WORK REQUIRED ->
Exact reproduction of all the data is required, with pictures excluded.

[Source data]
>>>

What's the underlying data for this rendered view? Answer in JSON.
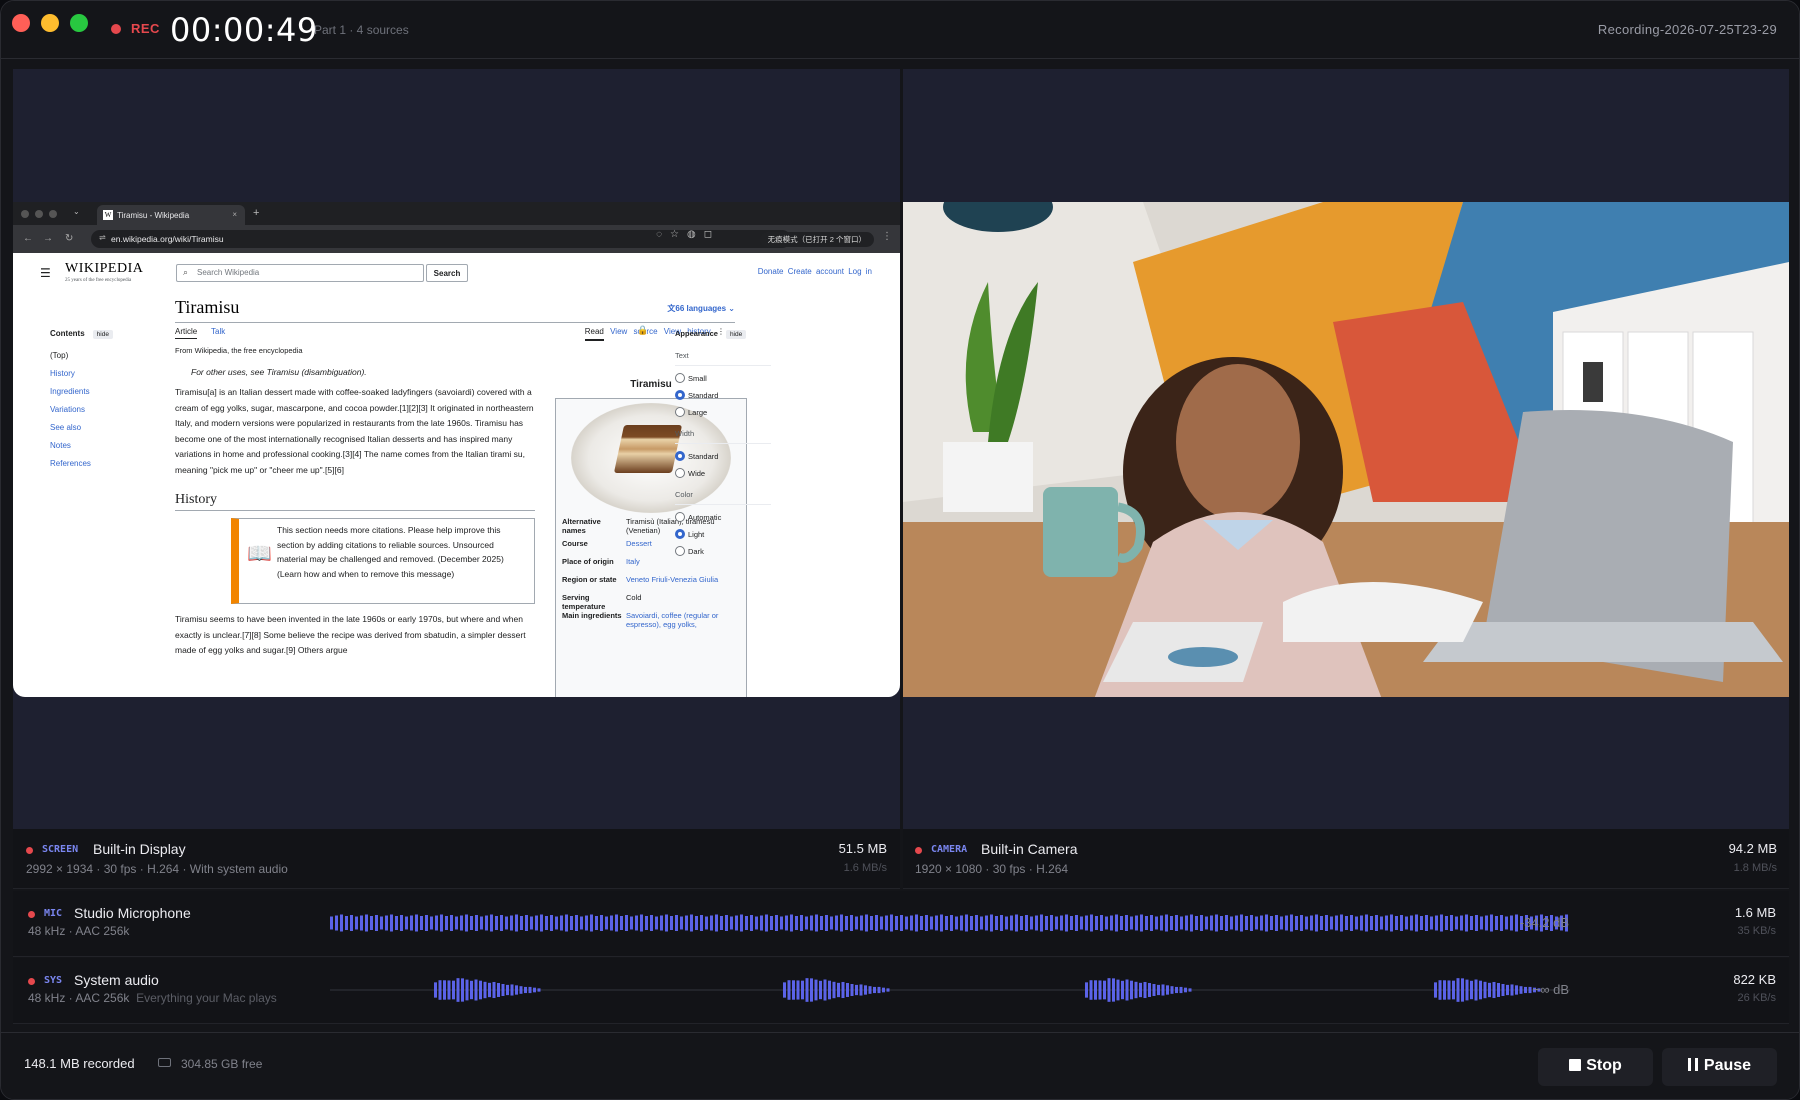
{
  "header": {
    "rec_label": "REC",
    "timer": "00:00:49",
    "part_info": "Part 1 · 4 sources",
    "filename": "Recording-2026-07-25T23-29"
  },
  "browser": {
    "tab_title": "Tiramisu - Wikipedia",
    "url": "en.wikipedia.org/wiki/Tiramisu",
    "incognito": "无痕模式（已打开 2 个窗口）",
    "wiki": {
      "logo": "WIKIPEDIA",
      "tagline": "25 years of the free encyclopedia",
      "search_placeholder": "Search Wikipedia",
      "search_button": "Search",
      "top_links": "Donate  Create account  Log in",
      "toc_title": "Contents",
      "hide": "hide",
      "toc_items": [
        "(Top)",
        "History",
        "Ingredients",
        "Variations",
        "See also",
        "Notes",
        "References"
      ],
      "title": "Tiramisu",
      "languages": "66 languages",
      "tab_article": "Article",
      "tab_talk": "Talk",
      "tab_read": "Read",
      "tab_view_source": "View source",
      "tab_view_history": "View history",
      "from": "From Wikipedia, the free encyclopedia",
      "hatnote": "For other uses, see Tiramisu (disambiguation).",
      "intro": "Tiramisu[a] is an Italian dessert made with coffee-soaked ladyfingers (savoiardi) covered with a cream of egg yolks, sugar, mascarpone, and cocoa powder.[1][2][3] It originated in northeastern Italy, and modern versions were popularized in restaurants from the late 1960s. Tiramisu has become one of the most internationally recognised Italian desserts and has inspired many variations in home and professional cooking.[3][4] The name comes from the Italian tirami su, meaning \"pick me up\" or \"cheer me up\".[5][6]",
      "history_heading": "History",
      "ambox": "This section needs more citations. Please help improve this section by adding citations to reliable sources. Unsourced material may be challenged and removed. (December 2025) (Learn how and when to remove this message)",
      "history_text": "Tiramisu seems to have been invented in the late 1960s or early 1970s, but where and when exactly is unclear.[7][8] Some believe the recipe was derived from sbatudin, a simpler dessert made of egg yolks and sugar.[9] Others argue",
      "infobox": {
        "title": "Tiramisu",
        "rows": [
          {
            "k": "Alternative names",
            "v": "Tiramisù (Italian), tiramesù (Venetian)"
          },
          {
            "k": "Course",
            "v": "Dessert"
          },
          {
            "k": "Place of origin",
            "v": "Italy"
          },
          {
            "k": "Region or state",
            "v": "Veneto Friuli-Venezia Giulia"
          },
          {
            "k": "Serving temperature",
            "v": "Cold"
          },
          {
            "k": "Main ingredients",
            "v": "Savoiardi, coffee (regular or espresso), egg yolks,"
          }
        ]
      },
      "appearance": {
        "title": "Appearance",
        "hide": "hide",
        "text_label": "Text",
        "text_options": [
          "Small",
          "Standard",
          "Large"
        ],
        "width_label": "Width",
        "width_options": [
          "Standard",
          "Wide"
        ],
        "color_label": "Color",
        "color_options": [
          "Automatic",
          "Light",
          "Dark"
        ]
      }
    }
  },
  "tracks": {
    "screen": {
      "tag": "SCREEN",
      "name": "Built-in Display",
      "meta": "2992 × 1934 · 30 fps · H.264 · With system audio",
      "size": "51.5 MB",
      "rate": "1.6 MB/s"
    },
    "camera": {
      "tag": "CAMERA",
      "name": "Built-in Camera",
      "meta": "1920 × 1080 · 30 fps · H.264",
      "size": "94.2 MB",
      "rate": "1.8 MB/s"
    },
    "mic": {
      "tag": "MIC",
      "name": "Studio Microphone",
      "meta": "48 kHz · AAC 256k",
      "db": "-34.2 dB",
      "size": "1.6 MB",
      "rate": "35 KB/s"
    },
    "sys": {
      "tag": "SYS",
      "name": "System audio",
      "meta": "48 kHz · AAC 256k",
      "note": "Everything your Mac plays",
      "db": "−∞ dB",
      "size": "822 KB",
      "rate": "26 KB/s"
    }
  },
  "footer": {
    "recorded": "148.1 MB recorded",
    "free": "304.85 GB free",
    "stop": "Stop",
    "pause": "Pause"
  },
  "colors": {
    "accent": "#7a86f0",
    "record": "#e5484d",
    "wave": "#5b63e8"
  }
}
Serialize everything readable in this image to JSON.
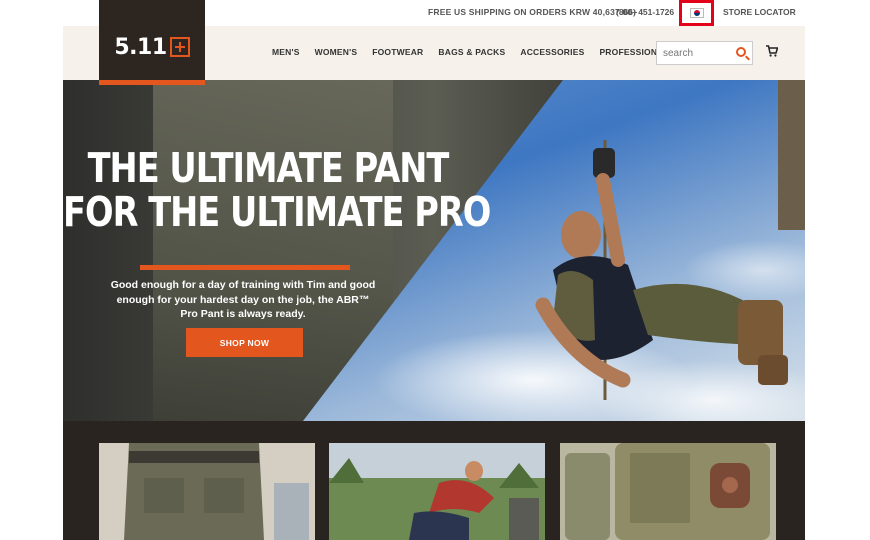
{
  "topbar": {
    "shipping": "FREE US SHIPPING ON ORDERS KRW 40,637.00+",
    "phone": "(866) 451-1726",
    "flag_icon": "south-korea-flag-icon",
    "store_locator": "STORE LOCATOR"
  },
  "logo": {
    "text": "5.11"
  },
  "nav": {
    "items": [
      "MEN'S",
      "WOMEN'S",
      "FOOTWEAR",
      "BAGS & PACKS",
      "ACCESSORIES",
      "PROFESSIONAL"
    ]
  },
  "search": {
    "placeholder": "search",
    "icon": "search-icon"
  },
  "cart": {
    "icon": "cart-icon"
  },
  "hero": {
    "headline_line1": "THE ULTIMATE PANT",
    "headline_line2": "FOR THE ULTIMATE PRO",
    "copy": "Good enough for a day of training with Tim and good enough for your hardest day on the job, the ABR™ Pro Pant is always ready.",
    "cta": "SHOP NOW"
  },
  "colors": {
    "accent": "#e3571f",
    "dark": "#2d2520",
    "header_bg": "#f6f1ea",
    "highlight_border": "#e3001b"
  }
}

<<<

RESULT ->
What's the underlying data for this rendered view? Answer in JSON.
{
  "header": {
    "rec_label": "REC",
    "timer": "00:00:49",
    "part_info": "Part 1 · 4 sources",
    "filename": "Recording-2026-07-25T23-29"
  },
  "browser": {
    "tab_title": "Tiramisu - Wikipedia",
    "url": "en.wikipedia.org/wiki/Tiramisu",
    "incognito": "无痕模式（已打开 2 个窗口）",
    "wiki": {
      "logo": "WIKIPEDIA",
      "tagline": "25 years of the free encyclopedia",
      "search_placeholder": "Search Wikipedia",
      "search_button": "Search",
      "top_links": "Donate  Create account  Log in",
      "toc_title": "Contents",
      "hide": "hide",
      "toc_items": [
        "(Top)",
        "History",
        "Ingredients",
        "Variations",
        "See also",
        "Notes",
        "References"
      ],
      "title": "Tiramisu",
      "languages": "66 languages",
      "tab_article": "Article",
      "tab_talk": "Talk",
      "tab_read": "Read",
      "tab_view_source": "View source",
      "tab_view_history": "View history",
      "from": "From Wikipedia, the free encyclopedia",
      "hatnote": "For other uses, see Tiramisu (disambiguation).",
      "intro": "Tiramisu[a] is an Italian dessert made with coffee-soaked ladyfingers (savoiardi) covered with a cream of egg yolks, sugar, mascarpone, and cocoa powder.[1][2][3] It originated in northeastern Italy, and modern versions were popularized in restaurants from the late 1960s. Tiramisu has become one of the most internationally recognised Italian desserts and has inspired many variations in home and professional cooking.[3][4] The name comes from the Italian tirami su, meaning \"pick me up\" or \"cheer me up\".[5][6]",
      "history_heading": "History",
      "ambox": "This section needs more citations. Please help improve this section by adding citations to reliable sources. Unsourced material may be challenged and removed. (December 2025) (Learn how and when to remove this message)",
      "history_text": "Tiramisu seems to have been invented in the late 1960s or early 1970s, but where and when exactly is unclear.[7][8] Some believe the recipe was derived from sbatudin, a simpler dessert made of egg yolks and sugar.[9] Others argue",
      "infobox": {
        "title": "Tiramisu",
        "rows": [
          {
            "k": "Alternative names",
            "v": "Tiramisù (Italian), tiramesù (Venetian)"
          },
          {
            "k": "Course",
            "v": "Dessert"
          },
          {
            "k": "Place of origin",
            "v": "Italy"
          },
          {
            "k": "Region or state",
            "v": "Veneto Friuli-Venezia Giulia"
          },
          {
            "k": "Serving temperature",
            "v": "Cold"
          },
          {
            "k": "Main ingredients",
            "v": "Savoiardi, coffee (regular or espresso), egg yolks,"
          }
        ]
      },
      "appearance": {
        "title": "Appearance",
        "hide": "hide",
        "text_label": "Text",
        "text_options": [
          "Small",
          "Standard",
          "Large"
        ],
        "width_label": "Width",
        "width_options": [
          "Standard",
          "Wide"
        ],
        "color_label": "Color",
        "color_options": [
          "Automatic",
          "Light",
          "Dark"
        ]
      }
    }
  },
  "tracks": {
    "screen": {
      "tag": "SCREEN",
      "name": "Built-in Display",
      "meta": "2992 × 1934 · 30 fps · H.264 · With system audio",
      "size": "51.5 MB",
      "rate": "1.6 MB/s"
    },
    "camera": {
      "tag": "CAMERA",
      "name": "Built-in Camera",
      "meta": "1920 × 1080 · 30 fps · H.264",
      "size": "94.2 MB",
      "rate": "1.8 MB/s"
    },
    "mic": {
      "tag": "MIC",
      "name": "Studio Microphone",
      "meta": "48 kHz · AAC 256k",
      "db": "-34.2 dB",
      "size": "1.6 MB",
      "rate": "35 KB/s"
    },
    "sys": {
      "tag": "SYS",
      "name": "System audio",
      "meta": "48 kHz · AAC 256k",
      "note": "Everything your Mac plays",
      "db": "−∞ dB",
      "size": "822 KB",
      "rate": "26 KB/s"
    }
  },
  "footer": {
    "recorded": "148.1 MB recorded",
    "free": "304.85 GB free",
    "stop": "Stop",
    "pause": "Pause"
  },
  "colors": {
    "accent": "#7a86f0",
    "record": "#e5484d",
    "wave": "#5b63e8"
  }
}
Serialize everything readable in this image to JSON.
{
  "topbar": {
    "shipping": "FREE US SHIPPING ON ORDERS KRW 40,637.00+",
    "phone": "(866) 451-1726",
    "flag_icon": "south-korea-flag-icon",
    "store_locator": "STORE LOCATOR"
  },
  "logo": {
    "text": "5.11"
  },
  "nav": {
    "items": [
      "MEN'S",
      "WOMEN'S",
      "FOOTWEAR",
      "BAGS & PACKS",
      "ACCESSORIES",
      "PROFESSIONAL"
    ]
  },
  "search": {
    "placeholder": "search",
    "icon": "search-icon"
  },
  "cart": {
    "icon": "cart-icon"
  },
  "hero": {
    "headline_line1": "THE ULTIMATE PANT",
    "headline_line2": "FOR THE ULTIMATE PRO",
    "copy": "Good enough for a day of training with Tim and good enough for your hardest day on the job, the ABR™ Pro Pant is always ready.",
    "cta": "SHOP NOW"
  },
  "colors": {
    "accent": "#e3571f",
    "dark": "#2d2520",
    "header_bg": "#f6f1ea",
    "highlight_border": "#e3001b"
  }
}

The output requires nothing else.